"In principle, we are on an equal footing with all our school discoveries and debates ten years ago," Franziska Cohen self-criticizes. In the professional world, there are still controversial discussions about the meaning and absurdity of digital education in kindergarten. At the same time, the first porters take their own journey of discovery.
Try it yourself
One of these is the Fröbel Education and Training gGmbH in Berlin. Even the winter road of the Hamburg kindergarten belongs to this carrier. Almost two years ago, the company launched a "Media Multipliers" program, with internal training on data protection, child safety, parenting and technology – and a regular exchange of experiences between institutions.
The starting signal for the digital program was given by a weekend of experimentation in Berlin. 3D printers, tablets, cameras, videoprojectors: all this has been tested for fitness for the daily care of children. Martin Imiolczyk was there from the beginning, he has already written his educational thesis for educators in 2016 on the use of media in children. "We are still in the middle of the identification phase and at the moment we are always trying new possibilities, rejecting a lot and improving what is going well," says the 28-year-old. At the moment, the trial and error is also the "only option" because good textbooks, suitable seminars or just advice on apps for the life of a nursery are still scarce.
More recently, the day care center bought a Nintendo Labo in Winter Street.
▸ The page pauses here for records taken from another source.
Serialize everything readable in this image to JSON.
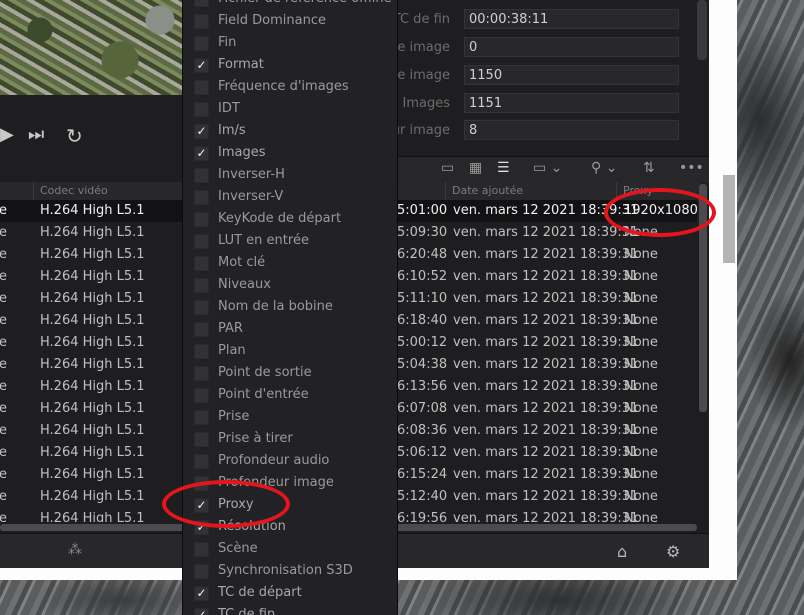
{
  "transport": {
    "next_icon": "⏭",
    "loop_icon": "↻",
    "play_icon": "▶"
  },
  "info_fields": [
    {
      "label": "TC de fin",
      "value": "00:00:38:11"
    },
    {
      "label": "ière image",
      "value": "0"
    },
    {
      "label": "ière image",
      "value": "1150"
    },
    {
      "label": "Images",
      "value": "1151"
    },
    {
      "label": "leur image",
      "value": "8"
    }
  ],
  "toolbar_icons": [
    "metadata-view-icon",
    "thumbnail-view-icon",
    "list-view-icon",
    "timeline-view-icon",
    "search-icon",
    "sort-icon",
    "more-icon"
  ],
  "columns": {
    "codec": "Codec vidéo",
    "date": "Date ajoutée",
    "proxy": "Proxy"
  },
  "rows": [
    {
      "codec": "H.264 High L5.1",
      "tc": "5:01:00",
      "date": "ven. mars 12 2021 18:39:31",
      "proxy": "1920x1080"
    },
    {
      "codec": "H.264 High L5.1",
      "tc": "5:09:30",
      "date": "ven. mars 12 2021 18:39:31",
      "proxy": "None"
    },
    {
      "codec": "H.264 High L5.1",
      "tc": "6:20:48",
      "date": "ven. mars 12 2021 18:39:31",
      "proxy": "None"
    },
    {
      "codec": "H.264 High L5.1",
      "tc": "6:10:52",
      "date": "ven. mars 12 2021 18:39:31",
      "proxy": "None"
    },
    {
      "codec": "H.264 High L5.1",
      "tc": "5:11:10",
      "date": "ven. mars 12 2021 18:39:31",
      "proxy": "None"
    },
    {
      "codec": "H.264 High L5.1",
      "tc": "6:18:40",
      "date": "ven. mars 12 2021 18:39:31",
      "proxy": "None"
    },
    {
      "codec": "H.264 High L5.1",
      "tc": "5:00:12",
      "date": "ven. mars 12 2021 18:39:31",
      "proxy": "None"
    },
    {
      "codec": "H.264 High L5.1",
      "tc": "5:04:38",
      "date": "ven. mars 12 2021 18:39:31",
      "proxy": "None"
    },
    {
      "codec": "H.264 High L5.1",
      "tc": "6:13:56",
      "date": "ven. mars 12 2021 18:39:31",
      "proxy": "None"
    },
    {
      "codec": "H.264 High L5.1",
      "tc": "6:07:08",
      "date": "ven. mars 12 2021 18:39:31",
      "proxy": "None"
    },
    {
      "codec": "H.264 High L5.1",
      "tc": "6:08:36",
      "date": "ven. mars 12 2021 18:39:31",
      "proxy": "None"
    },
    {
      "codec": "H.264 High L5.1",
      "tc": "5:06:12",
      "date": "ven. mars 12 2021 18:39:31",
      "proxy": "None"
    },
    {
      "codec": "H.264 High L5.1",
      "tc": "6:15:24",
      "date": "ven. mars 12 2021 18:39:31",
      "proxy": "None"
    },
    {
      "codec": "H.264 High L5.1",
      "tc": "5:12:40",
      "date": "ven. mars 12 2021 18:39:31",
      "proxy": "None"
    },
    {
      "codec": "H.264 High L5.1",
      "tc": "6:19:56",
      "date": "ven. mars 12 2021 18:39:31",
      "proxy": "None"
    }
  ],
  "row_prefix": "e",
  "footer": {
    "spinner_icon": "⁂",
    "home_icon": "⌂",
    "settings_icon": "⚙"
  },
  "menu_items": [
    {
      "label": "Fichier de référence offline",
      "checked": false
    },
    {
      "label": "Field Dominance",
      "checked": false
    },
    {
      "label": "Fin",
      "checked": false
    },
    {
      "label": "Format",
      "checked": true
    },
    {
      "label": "Fréquence d'images",
      "checked": false
    },
    {
      "label": "IDT",
      "checked": false
    },
    {
      "label": "Im/s",
      "checked": true
    },
    {
      "label": "Images",
      "checked": true
    },
    {
      "label": "Inverser-H",
      "checked": false
    },
    {
      "label": "Inverser-V",
      "checked": false
    },
    {
      "label": "KeyKode de départ",
      "checked": false
    },
    {
      "label": "LUT en entrée",
      "checked": false
    },
    {
      "label": "Mot clé",
      "checked": false
    },
    {
      "label": "Niveaux",
      "checked": false
    },
    {
      "label": "Nom de la bobine",
      "checked": false
    },
    {
      "label": "PAR",
      "checked": false
    },
    {
      "label": "Plan",
      "checked": false
    },
    {
      "label": "Point de sortie",
      "checked": false
    },
    {
      "label": "Point d'entrée",
      "checked": false
    },
    {
      "label": "Prise",
      "checked": false
    },
    {
      "label": "Prise à tirer",
      "checked": false
    },
    {
      "label": "Profondeur audio",
      "checked": false
    },
    {
      "label": "Profondeur image",
      "checked": false
    },
    {
      "label": "Proxy",
      "checked": true
    },
    {
      "label": "Résolution",
      "checked": true
    },
    {
      "label": "Scène",
      "checked": false
    },
    {
      "label": "Synchronisation S3D",
      "checked": false
    },
    {
      "label": "TC de départ",
      "checked": true
    },
    {
      "label": "TC de fin",
      "checked": true
    }
  ],
  "annotation_color": "#e4151c"
}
This extension of the switch console connects the analog and digital worlds and is designed to bring technology closer to children, with cardboard. This allows you to build pianos and gas pedals as well as virtual reality glasses.
Upcoming parents of the target group
Before the console was tested with the children, the educator, together with their colleagues, had had an idea of the possibilities. Imiolczyk tests apps for recording animal sounds or shooting at home. In the near future, the educator wants to share even more his experiences – not only with colleagues and other institutions, but also with his parents.
"On the one hand, I want to reduce concerns and concerns on the part of parents, from the other, I also want to give advice for digital family life," says Martin Imiolczyk, "many ideas like a stop-motion film or the Recording of animal sounds can also implement well in leisure time. "
That one can spend his time on the smartphone not only with Netflix and Instagram, but also in a creative and productive way, should be a very exciting vision for many parents.